The player, after handing the coach the ball, will then run around and get in line to be a setter.
The drill sounds pretty simple, and it is. For beginners you will end up just tossing a high ball to them and getting them to work on the setter’s hand frame as well as getting them to send a high controlled ball to the hitter’s spot.
As practices progress, you may notice that you can advance the drill a little. At this point you can toss the ball away from the setter, forcing them to move more to get to the ball and get under it.
Spiking may not be on your main priority list for a new team who is learning. However, these can be fun volleyball drills for middle school players to start learning.
Almost all spiking drills will happen at the spike line close to the net. Players will line up and take turns approaching the net, waiting for a set and then following through with a spike.
To make the drill go faster, have each player bring their own ball. They will toss the ball to the person in the setter position, the ball will then be set back to them and they will approach and spike. After the ball goes over the net, the person spiking will chase it down and get back in line.
The spiking drill is also a great time to work on your setters. Let them rotate in and set a few times for the players who are hitting.
For middle school volleyball practice plans you may not have specific hitters for outside and middle hitting. You can line the hitters up on the outside, then shift the line to the middle hitter area. Finally, move the line to the other side of the court.
This will allow the players to get a feel for spiking in different areas on the court.
While most practices will end with some on the court scrimmage time, there are a few drills you can use to create a more concentrated scrimmage atmosphere. This allows everyone to get a turn at hitting and working together.
A favorite game drill you can play is Queen of the Court. This drill is a three on three match, where the winner of the set gets to go on the other side of the court to wait to be defeated by the next group. If they win again then they stay on the back side until a group can defeat them.
The best part about this drill is that it is very basic. The only real rule is that you have to defeat the other team. This allows coaches to create their own set of rules for queen of the court to help players work on areas that they need.
For middle schoolers, you will want to keep it simple yet engaging for them. Since they are learning ball movement and control, you can state the rules are 2-3 hits to get it over. If they send it over in one hit or fail to get all three hits per the rules, then they are out.
You can also implement they do three hits and that each player can only hit the ball once. This is an excellent exercise in getting them to communicate to each other. They find out who has hit the ball and who needs to make the final hit over.
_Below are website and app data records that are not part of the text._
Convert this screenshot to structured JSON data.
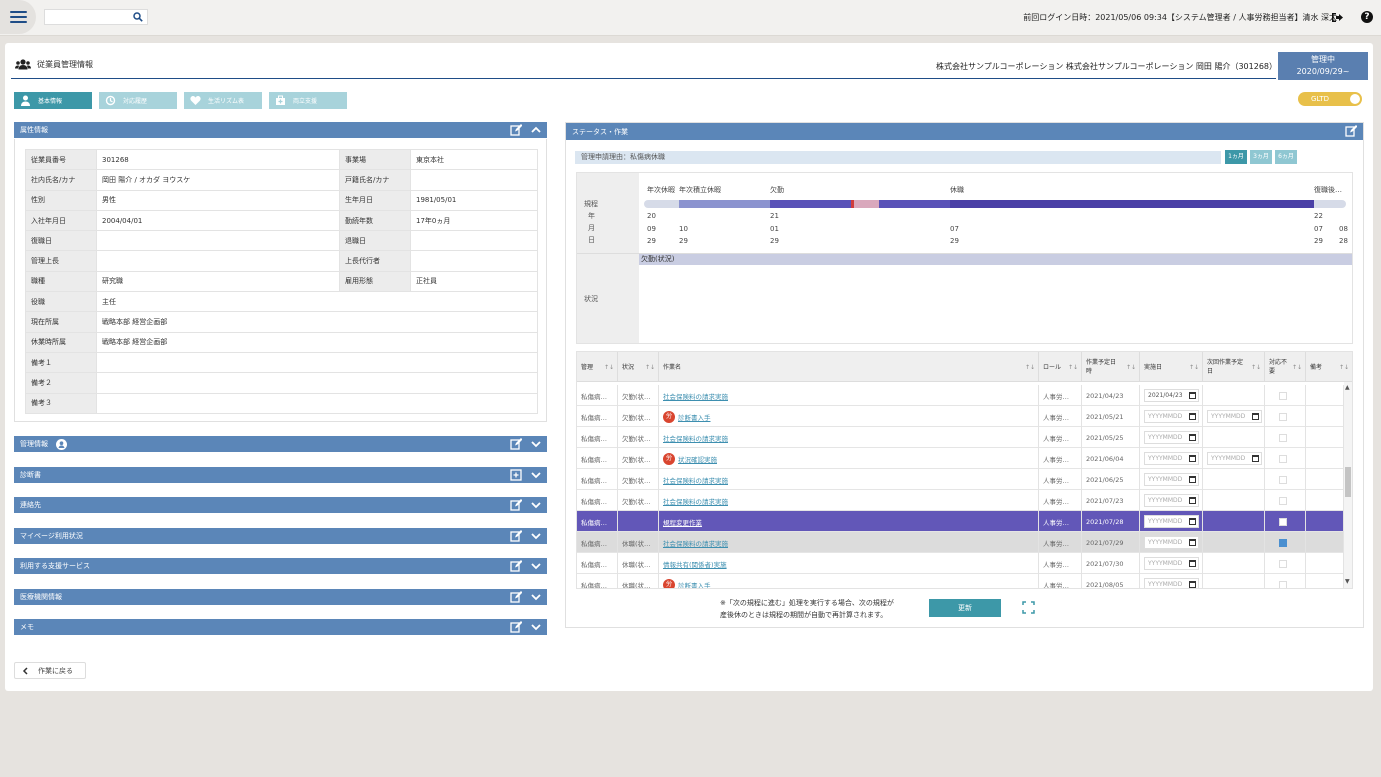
{
  "topbar": {
    "search_placeholder": "",
    "login_info": "前回ログイン日時：2021/05/06 09:34【システム管理者 / 人事労務担当者】清水 深太"
  },
  "header": {
    "title": "従業員管理情報",
    "company_user": "株式会社サンプルコーポレーション 株式会社サンプルコーポレーション 岡田 陽介（301268）",
    "status_label": "管理中",
    "status_date": "2020/09/29~"
  },
  "tabs": [
    {
      "label": "基本情報",
      "icon": "person-icon"
    },
    {
      "label": "対応履歴",
      "icon": "history-icon"
    },
    {
      "label": "生活リズム表",
      "icon": "heart-icon"
    },
    {
      "label": "両立支援",
      "icon": "medical-bag-icon"
    }
  ],
  "toggle_label": "GLTD",
  "attributes": {
    "title": "属性情報",
    "rows": [
      {
        "l1": "従業員番号",
        "v1": "301268",
        "l2": "事業場",
        "v2": "東京本社"
      },
      {
        "l1": "社内氏名/カナ",
        "v1": "岡田 陽介 / オカダ ヨウスケ",
        "l2": "戸籍氏名/カナ",
        "v2": ""
      },
      {
        "l1": "性別",
        "v1": "男性",
        "l2": "生年月日",
        "v2": "1981/05/01"
      },
      {
        "l1": "入社年月日",
        "v1": "2004/04/01",
        "l2": "勤続年数",
        "v2": "17年0ヵ月"
      },
      {
        "l1": "復職日",
        "v1": "",
        "l2": "退職日",
        "v2": ""
      },
      {
        "l1": "管理上長",
        "v1": "",
        "l2": "上長代行者",
        "v2": ""
      },
      {
        "l1": "職種",
        "v1": "研究職",
        "l2": "雇用形態",
        "v2": "正社員"
      },
      {
        "l1": "役職",
        "v1": "主任"
      },
      {
        "l1": "現在所属",
        "v1": "戦略本部 経営企画部"
      },
      {
        "l1": "休業時所属",
        "v1": "戦略本部 経営企画部"
      },
      {
        "l1": "備考１",
        "v1": ""
      },
      {
        "l1": "備考２",
        "v1": ""
      },
      {
        "l1": "備考３",
        "v1": ""
      }
    ]
  },
  "panels": {
    "management": "管理情報",
    "diagnosis": "診断書",
    "contacts": "連絡先",
    "mypage": "マイページ利用状況",
    "services": "利用する支援サービス",
    "medical": "医療機関情報",
    "memo": "メモ"
  },
  "back_label": "作業に戻る",
  "status_panel": {
    "title": "ステータス・作業",
    "reason": "管理申請理由：私傷病休職",
    "periods": [
      "1ヵ月",
      "3ヵ月",
      "6ヵ月"
    ],
    "gantt": {
      "row_label_rule": "規程",
      "row_label_year": "年",
      "row_label_month": "月",
      "row_label_day": "日",
      "row_label_status": "状況",
      "phases": [
        "年次休暇",
        "年次積立休暇",
        "欠勤",
        "休職",
        "復職後…"
      ],
      "years": [
        "20",
        "21",
        "22"
      ],
      "months": [
        "09",
        "10",
        "01",
        "07",
        "07",
        "08"
      ],
      "days": [
        "29",
        "29",
        "29",
        "29",
        "29",
        "28"
      ],
      "status_text": "欠勤(状況)"
    },
    "columns": [
      "管理",
      "状況",
      "作業名",
      "ロール",
      "作業予定日時",
      "実施日",
      "次回作業予定日",
      "対応不要",
      "備考"
    ],
    "rows": [
      {
        "mgmt": "私傷病…",
        "state": "欠勤(状…",
        "task": "社会保険料の請求実施",
        "badge": "",
        "role": "人事労…",
        "planned": "2021/04/23",
        "done": "2021/04/23",
        "next": "",
        "noneed": false
      },
      {
        "mgmt": "私傷病…",
        "state": "欠勤(状…",
        "task": "診断書入手",
        "badge": "労",
        "role": "人事労…",
        "planned": "2021/05/21",
        "done": "YYYYMMDD",
        "next": "YYYYMMDD",
        "noneed": false
      },
      {
        "mgmt": "私傷病…",
        "state": "欠勤(状…",
        "task": "社会保険料の請求実施",
        "badge": "",
        "role": "人事労…",
        "planned": "2021/05/25",
        "done": "YYYYMMDD",
        "next": "",
        "noneed": false
      },
      {
        "mgmt": "私傷病…",
        "state": "欠勤(状…",
        "task": "状況確認実施",
        "badge": "労",
        "role": "人事労…",
        "planned": "2021/06/04",
        "done": "YYYYMMDD",
        "next": "YYYYMMDD",
        "noneed": false
      },
      {
        "mgmt": "私傷病…",
        "state": "欠勤(状…",
        "task": "社会保険料の請求実施",
        "badge": "",
        "role": "人事労…",
        "planned": "2021/06/25",
        "done": "YYYYMMDD",
        "next": "",
        "noneed": false
      },
      {
        "mgmt": "私傷病…",
        "state": "欠勤(状…",
        "task": "社会保険料の請求実施",
        "badge": "",
        "role": "人事労…",
        "planned": "2021/07/23",
        "done": "YYYYMMDD",
        "next": "",
        "noneed": false
      },
      {
        "mgmt": "私傷病…",
        "state": "",
        "task": "規程変更作業",
        "badge": "",
        "role": "人事労…",
        "planned": "2021/07/28",
        "done": "YYYYMMDD",
        "next": "",
        "noneed": false
      },
      {
        "mgmt": "私傷病…",
        "state": "休職(状…",
        "task": "社会保険料の請求実施",
        "badge": "",
        "role": "人事労…",
        "planned": "2021/07/29",
        "done": "YYYYMMDD",
        "next": "",
        "noneed": true
      },
      {
        "mgmt": "私傷病…",
        "state": "休職(状…",
        "task": "情報共有(関係者)実施",
        "badge": "",
        "role": "人事労…",
        "planned": "2021/07/30",
        "done": "YYYYMMDD",
        "next": "",
        "noneed": false
      },
      {
        "mgmt": "私傷病…",
        "state": "休職(状…",
        "task": "診断書入手",
        "badge": "労",
        "role": "人事労…",
        "planned": "2021/08/05",
        "done": "YYYYMMDD",
        "next": "",
        "noneed": false
      }
    ],
    "note_line1": "※「次の規程に進む」処理を実行する場合、次の規程が",
    "note_line2": "産後休のときは規程の期間が自動で再計算されます。",
    "update_label": "更新"
  }
}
A competitive game against their teammates is a great way to get your players focused. It also is a serious mindset to do whatever it takes to win.
These five volleyball drills for middle school are a great way to get your players moving on the court and learning how to control the ball.
As you work through the drills, make sure you encourage your players to switch partners during pair ups. This is a great way to help your team learn about each other and not have certain cliques within the group. It is also good because more advanced middle school players can help the newer ones with technique and encouragement when they are paired together.